**EXERCISE GOAL:** Return each line in the records below that includes "state".

(Items from an interface collection)

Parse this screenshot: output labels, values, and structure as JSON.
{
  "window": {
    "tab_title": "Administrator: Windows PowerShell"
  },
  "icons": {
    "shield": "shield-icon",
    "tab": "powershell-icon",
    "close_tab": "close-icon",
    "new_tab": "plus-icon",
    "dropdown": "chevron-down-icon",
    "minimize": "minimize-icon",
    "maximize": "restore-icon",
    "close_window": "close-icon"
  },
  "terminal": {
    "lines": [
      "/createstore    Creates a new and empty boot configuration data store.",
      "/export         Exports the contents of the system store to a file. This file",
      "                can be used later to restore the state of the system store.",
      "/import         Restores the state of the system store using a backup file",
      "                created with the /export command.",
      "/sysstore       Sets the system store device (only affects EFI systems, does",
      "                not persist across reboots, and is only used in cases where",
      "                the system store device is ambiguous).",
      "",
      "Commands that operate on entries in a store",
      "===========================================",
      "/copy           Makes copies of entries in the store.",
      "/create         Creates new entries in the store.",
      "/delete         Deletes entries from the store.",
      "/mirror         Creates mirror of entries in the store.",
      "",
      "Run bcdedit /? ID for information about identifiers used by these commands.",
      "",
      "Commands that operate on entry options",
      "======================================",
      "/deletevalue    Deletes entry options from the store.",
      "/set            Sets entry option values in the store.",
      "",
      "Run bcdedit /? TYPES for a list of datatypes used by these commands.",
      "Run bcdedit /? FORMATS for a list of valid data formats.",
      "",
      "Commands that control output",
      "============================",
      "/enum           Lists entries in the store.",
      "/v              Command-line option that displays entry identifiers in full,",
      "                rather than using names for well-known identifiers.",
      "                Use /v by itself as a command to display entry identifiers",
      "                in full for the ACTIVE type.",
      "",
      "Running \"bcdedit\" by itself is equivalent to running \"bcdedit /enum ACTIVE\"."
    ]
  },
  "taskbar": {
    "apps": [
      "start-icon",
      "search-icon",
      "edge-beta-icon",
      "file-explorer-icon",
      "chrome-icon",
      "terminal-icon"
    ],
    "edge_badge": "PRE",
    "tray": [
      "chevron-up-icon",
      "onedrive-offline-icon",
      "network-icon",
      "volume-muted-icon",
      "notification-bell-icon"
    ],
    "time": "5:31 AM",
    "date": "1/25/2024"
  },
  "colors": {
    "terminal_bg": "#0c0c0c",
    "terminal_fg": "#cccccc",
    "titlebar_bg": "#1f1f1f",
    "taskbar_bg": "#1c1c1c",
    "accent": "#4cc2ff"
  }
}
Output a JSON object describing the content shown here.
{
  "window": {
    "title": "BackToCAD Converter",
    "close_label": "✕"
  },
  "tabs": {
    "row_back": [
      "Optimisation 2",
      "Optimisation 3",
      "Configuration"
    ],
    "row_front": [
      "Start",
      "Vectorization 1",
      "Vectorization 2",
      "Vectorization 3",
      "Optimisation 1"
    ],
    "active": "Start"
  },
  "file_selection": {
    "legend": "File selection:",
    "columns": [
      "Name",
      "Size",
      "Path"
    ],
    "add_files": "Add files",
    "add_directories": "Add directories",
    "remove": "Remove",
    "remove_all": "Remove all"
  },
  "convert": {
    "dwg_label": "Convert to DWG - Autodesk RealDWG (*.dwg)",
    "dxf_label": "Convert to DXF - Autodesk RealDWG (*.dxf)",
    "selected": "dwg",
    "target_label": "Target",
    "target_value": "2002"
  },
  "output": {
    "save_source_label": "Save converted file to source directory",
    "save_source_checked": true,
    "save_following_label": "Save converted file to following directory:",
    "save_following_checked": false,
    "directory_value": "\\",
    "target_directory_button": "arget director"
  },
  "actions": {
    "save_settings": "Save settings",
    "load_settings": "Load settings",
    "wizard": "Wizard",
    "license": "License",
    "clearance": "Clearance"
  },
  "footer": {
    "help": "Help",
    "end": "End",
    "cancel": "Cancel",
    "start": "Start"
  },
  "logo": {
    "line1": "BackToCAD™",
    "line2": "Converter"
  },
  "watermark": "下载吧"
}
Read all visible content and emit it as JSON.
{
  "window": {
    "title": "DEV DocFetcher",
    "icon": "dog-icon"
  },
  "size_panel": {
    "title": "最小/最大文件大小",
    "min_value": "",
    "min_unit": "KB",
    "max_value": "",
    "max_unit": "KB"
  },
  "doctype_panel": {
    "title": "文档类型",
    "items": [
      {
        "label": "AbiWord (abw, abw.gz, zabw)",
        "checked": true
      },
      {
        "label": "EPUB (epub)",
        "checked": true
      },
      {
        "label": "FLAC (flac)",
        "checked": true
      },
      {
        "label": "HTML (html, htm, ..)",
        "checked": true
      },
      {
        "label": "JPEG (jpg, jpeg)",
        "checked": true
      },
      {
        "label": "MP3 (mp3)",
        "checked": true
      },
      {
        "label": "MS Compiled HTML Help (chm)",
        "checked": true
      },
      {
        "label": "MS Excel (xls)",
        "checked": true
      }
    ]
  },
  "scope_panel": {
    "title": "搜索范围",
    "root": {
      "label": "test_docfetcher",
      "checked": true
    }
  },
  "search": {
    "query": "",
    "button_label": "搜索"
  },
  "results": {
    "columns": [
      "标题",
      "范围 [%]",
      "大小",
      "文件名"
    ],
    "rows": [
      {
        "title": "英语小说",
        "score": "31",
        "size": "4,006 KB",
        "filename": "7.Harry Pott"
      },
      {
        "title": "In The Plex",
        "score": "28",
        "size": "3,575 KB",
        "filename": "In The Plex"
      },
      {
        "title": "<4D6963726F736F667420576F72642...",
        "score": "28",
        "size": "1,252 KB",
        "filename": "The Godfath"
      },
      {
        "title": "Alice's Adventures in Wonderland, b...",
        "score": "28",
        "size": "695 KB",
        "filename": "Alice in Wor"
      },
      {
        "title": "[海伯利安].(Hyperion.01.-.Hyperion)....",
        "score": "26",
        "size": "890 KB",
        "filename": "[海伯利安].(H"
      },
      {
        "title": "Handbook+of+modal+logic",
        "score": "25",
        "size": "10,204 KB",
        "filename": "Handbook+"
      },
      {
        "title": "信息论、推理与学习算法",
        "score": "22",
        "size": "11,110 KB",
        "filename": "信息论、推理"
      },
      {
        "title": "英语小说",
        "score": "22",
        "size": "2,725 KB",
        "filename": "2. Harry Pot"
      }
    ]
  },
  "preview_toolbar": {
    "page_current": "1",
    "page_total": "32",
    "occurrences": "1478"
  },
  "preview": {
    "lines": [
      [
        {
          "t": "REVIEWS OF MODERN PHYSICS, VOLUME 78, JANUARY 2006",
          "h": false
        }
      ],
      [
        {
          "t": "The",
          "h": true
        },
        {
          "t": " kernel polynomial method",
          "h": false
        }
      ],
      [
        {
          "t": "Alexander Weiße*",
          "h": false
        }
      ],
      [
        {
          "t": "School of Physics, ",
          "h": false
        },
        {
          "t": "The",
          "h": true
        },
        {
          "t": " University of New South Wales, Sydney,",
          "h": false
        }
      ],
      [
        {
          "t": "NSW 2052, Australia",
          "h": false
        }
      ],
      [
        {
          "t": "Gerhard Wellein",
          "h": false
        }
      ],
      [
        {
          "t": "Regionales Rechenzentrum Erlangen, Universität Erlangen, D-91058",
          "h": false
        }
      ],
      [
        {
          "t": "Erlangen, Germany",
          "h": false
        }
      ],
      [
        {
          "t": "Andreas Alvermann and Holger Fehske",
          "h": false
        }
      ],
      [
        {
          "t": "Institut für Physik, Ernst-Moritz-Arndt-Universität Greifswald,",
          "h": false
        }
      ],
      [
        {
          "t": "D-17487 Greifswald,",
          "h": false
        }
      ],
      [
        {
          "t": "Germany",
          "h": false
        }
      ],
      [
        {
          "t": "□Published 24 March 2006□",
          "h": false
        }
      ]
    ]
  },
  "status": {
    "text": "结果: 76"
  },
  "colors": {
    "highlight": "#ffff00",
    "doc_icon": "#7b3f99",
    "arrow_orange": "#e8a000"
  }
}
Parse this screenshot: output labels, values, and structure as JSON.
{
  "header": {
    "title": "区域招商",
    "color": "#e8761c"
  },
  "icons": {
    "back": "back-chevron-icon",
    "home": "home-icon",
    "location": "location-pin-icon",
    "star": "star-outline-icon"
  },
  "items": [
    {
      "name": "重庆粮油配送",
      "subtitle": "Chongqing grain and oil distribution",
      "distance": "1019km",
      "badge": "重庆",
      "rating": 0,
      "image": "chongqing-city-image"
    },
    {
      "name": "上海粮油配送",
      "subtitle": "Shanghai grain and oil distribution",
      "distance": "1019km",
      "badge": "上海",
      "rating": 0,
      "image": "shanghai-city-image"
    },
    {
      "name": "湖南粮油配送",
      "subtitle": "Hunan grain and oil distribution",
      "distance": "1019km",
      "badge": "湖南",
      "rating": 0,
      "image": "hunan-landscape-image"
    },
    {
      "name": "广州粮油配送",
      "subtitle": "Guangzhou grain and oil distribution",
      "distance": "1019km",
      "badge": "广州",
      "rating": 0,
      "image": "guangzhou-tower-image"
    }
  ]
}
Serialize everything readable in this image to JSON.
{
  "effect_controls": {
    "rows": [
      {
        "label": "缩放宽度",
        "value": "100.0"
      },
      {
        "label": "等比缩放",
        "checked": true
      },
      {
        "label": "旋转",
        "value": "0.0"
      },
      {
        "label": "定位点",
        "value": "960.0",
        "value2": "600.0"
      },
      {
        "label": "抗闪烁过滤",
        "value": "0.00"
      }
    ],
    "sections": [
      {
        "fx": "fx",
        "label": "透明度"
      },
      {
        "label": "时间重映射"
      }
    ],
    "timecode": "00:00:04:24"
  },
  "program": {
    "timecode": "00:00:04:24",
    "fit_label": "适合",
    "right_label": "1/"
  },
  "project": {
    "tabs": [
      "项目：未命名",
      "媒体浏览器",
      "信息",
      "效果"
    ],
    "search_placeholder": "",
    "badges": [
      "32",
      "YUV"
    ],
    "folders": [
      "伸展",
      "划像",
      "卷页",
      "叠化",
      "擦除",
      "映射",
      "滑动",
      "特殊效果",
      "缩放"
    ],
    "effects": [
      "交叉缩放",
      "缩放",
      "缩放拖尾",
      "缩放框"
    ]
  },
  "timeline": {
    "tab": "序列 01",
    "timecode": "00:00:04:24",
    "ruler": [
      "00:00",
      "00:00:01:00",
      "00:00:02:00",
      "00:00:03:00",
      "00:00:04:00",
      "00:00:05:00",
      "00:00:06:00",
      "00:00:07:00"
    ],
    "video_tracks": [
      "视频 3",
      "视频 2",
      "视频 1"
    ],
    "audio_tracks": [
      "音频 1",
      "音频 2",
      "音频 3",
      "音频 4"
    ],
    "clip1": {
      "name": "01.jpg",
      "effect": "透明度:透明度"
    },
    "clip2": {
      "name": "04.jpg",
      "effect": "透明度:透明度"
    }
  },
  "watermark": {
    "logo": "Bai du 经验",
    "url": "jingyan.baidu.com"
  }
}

**RESPONSE AREA:**
      "                can be used later to restore the state of the system store.",
      "/import         Restores the state of the system store using a backup file",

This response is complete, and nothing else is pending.